Hong Kong Disneyland has fared no better, seeing slipping attendance at the attraction. According to the latest report from Walt Disney Co, the operating income of Disney’s parks and resorts sector grew 9 percent for the year ended Oct 1, driven by domestic operations in the US, but partially offset by “decreased attendance at Hong Kong Disneyland Resort”.
Although its 2016 annual results are still unavailable, Hong Kong Disneyland swung to a loss of HK$148 million in the 2015 fiscal year as mainland visitors stayed away.
Battling hard against the tide, both Ocean Park and Hong Kong Disneyland are on the offensive, with bold expansion plans to win back the hearts of their fans.
Ocean Park is forking out more than HK$10 million on Christmas attractions, including a major stage spectacle. In addition, two five-star hotels, plus an all-weather watertheme park, are scheduled to go into service in the next three years, with the aim of turning the park into a world-class resort.
Hong Kong Disneyland is using $1.4 billion to expand the resort from 2018 to 2030, partially funded by the Hong Kong government, with dazzling features that will include the first Frozen- and Marvel comics-themed attractions. It will increase the number of themed areas from seven to nine, while the total number of attractions will go up from some 110 to more than 130.
“Hong Kong tourism is going through an adjustment,” Secretary for Commerce and Economic Development Gregory So Kam-leung said earlier this month. He called the million
Both (Ocean Park and Hong Kong Disneyland) are trying to lure Hong Kong families with favorable prices for annual passes in a bid to raise local attendance.” operating loss for Ocean Park during the fiscal year ended June 30, 2016
net loss for Hong Kong Disneyland during the 2015 fiscal year
expansion program a strategic development to get tourists to stay overnight and spend more.

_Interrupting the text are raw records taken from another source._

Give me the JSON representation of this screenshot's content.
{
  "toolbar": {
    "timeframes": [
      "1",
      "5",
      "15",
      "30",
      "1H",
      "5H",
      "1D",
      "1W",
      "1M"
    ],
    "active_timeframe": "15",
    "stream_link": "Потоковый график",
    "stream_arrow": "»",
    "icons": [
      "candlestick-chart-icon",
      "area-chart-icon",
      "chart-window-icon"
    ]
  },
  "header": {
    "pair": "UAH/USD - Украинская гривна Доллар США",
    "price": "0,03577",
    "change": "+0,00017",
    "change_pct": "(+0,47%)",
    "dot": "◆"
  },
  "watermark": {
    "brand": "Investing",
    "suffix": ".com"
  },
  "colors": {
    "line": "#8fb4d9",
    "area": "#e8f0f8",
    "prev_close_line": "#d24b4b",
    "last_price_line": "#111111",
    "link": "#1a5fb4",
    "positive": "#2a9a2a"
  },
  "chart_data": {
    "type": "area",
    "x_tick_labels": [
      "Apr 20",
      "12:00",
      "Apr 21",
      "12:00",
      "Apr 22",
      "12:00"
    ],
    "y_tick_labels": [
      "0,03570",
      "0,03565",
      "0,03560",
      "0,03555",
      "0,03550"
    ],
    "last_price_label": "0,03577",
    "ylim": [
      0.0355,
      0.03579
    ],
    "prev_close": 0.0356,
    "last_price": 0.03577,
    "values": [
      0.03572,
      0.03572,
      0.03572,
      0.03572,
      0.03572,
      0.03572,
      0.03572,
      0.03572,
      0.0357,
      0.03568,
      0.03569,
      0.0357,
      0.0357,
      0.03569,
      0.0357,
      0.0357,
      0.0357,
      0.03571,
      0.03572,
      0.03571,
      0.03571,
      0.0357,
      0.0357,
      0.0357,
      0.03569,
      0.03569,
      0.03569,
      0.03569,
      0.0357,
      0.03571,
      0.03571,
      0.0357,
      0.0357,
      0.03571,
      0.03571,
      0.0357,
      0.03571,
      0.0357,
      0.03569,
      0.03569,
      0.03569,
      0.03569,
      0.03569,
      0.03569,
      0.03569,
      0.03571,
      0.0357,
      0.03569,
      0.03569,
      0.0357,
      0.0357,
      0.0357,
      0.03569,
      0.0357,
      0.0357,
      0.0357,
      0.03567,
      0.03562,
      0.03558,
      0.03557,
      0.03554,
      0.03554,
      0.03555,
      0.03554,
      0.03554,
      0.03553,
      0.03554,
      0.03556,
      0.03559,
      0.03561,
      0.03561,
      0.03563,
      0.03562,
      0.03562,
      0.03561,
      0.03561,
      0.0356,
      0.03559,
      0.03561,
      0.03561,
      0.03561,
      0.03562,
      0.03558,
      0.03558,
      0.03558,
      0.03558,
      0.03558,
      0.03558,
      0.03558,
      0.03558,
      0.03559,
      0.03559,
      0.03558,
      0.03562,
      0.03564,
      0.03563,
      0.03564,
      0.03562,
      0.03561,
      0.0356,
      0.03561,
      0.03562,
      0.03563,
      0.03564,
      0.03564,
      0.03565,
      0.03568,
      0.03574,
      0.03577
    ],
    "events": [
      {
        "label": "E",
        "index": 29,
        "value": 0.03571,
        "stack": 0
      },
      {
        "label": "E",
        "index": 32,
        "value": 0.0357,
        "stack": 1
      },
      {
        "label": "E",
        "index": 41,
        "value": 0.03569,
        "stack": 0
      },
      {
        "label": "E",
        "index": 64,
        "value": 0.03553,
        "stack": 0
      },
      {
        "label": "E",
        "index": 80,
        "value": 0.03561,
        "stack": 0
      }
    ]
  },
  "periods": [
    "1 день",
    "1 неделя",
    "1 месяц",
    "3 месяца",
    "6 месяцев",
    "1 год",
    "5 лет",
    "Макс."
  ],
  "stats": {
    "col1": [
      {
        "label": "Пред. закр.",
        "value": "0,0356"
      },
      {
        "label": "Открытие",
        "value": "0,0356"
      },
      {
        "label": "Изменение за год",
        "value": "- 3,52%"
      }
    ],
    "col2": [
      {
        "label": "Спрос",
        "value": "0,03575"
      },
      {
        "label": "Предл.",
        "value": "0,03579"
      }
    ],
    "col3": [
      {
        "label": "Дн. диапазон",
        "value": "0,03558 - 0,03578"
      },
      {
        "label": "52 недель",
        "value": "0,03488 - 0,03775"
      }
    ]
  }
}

Hong Kong’s theme parks could also extract insights from their mainland counterparts. For example, Haichang Ocean Park — the mainland’s largest operator of marine life parks — is launching a new “asset light” business model based on three main business lines — management output, interactive technological children’s entertainment and cultural intellectual properties — with an estimated gross profit margin of 70 percent.
According to the Hong Kong Tourism Board, the total number of visitors to the city slumped 5.7 percent in the first 10 months of this year, while the number of mainland visitors plunged 8.7 percent.
Ocean Park and Hong Kong Disneyland — the city’s two premier tourist attractions — have resorted to raising entrance fees in the hope of helping to fund their expansion programs and putting a halt to shrinking profitability. Industry experts have poured cold water on the moves, projecting a rather poor show for both theme parks during the upcoming holiday season.
Visitors from the Chinese mainland and other countries and regions took up some 60 percent of total admissions at Ocean Park this year, while at Hong Kong Disneyland, mainland visitors accounted for 41 percent of the total number of visitors last year, against 48 percent in 2014.
Dennis Wong Ka-wing, senior lecturer at the department of hotel, services and tourism studies at the Hong Kong Institute of Vocational Education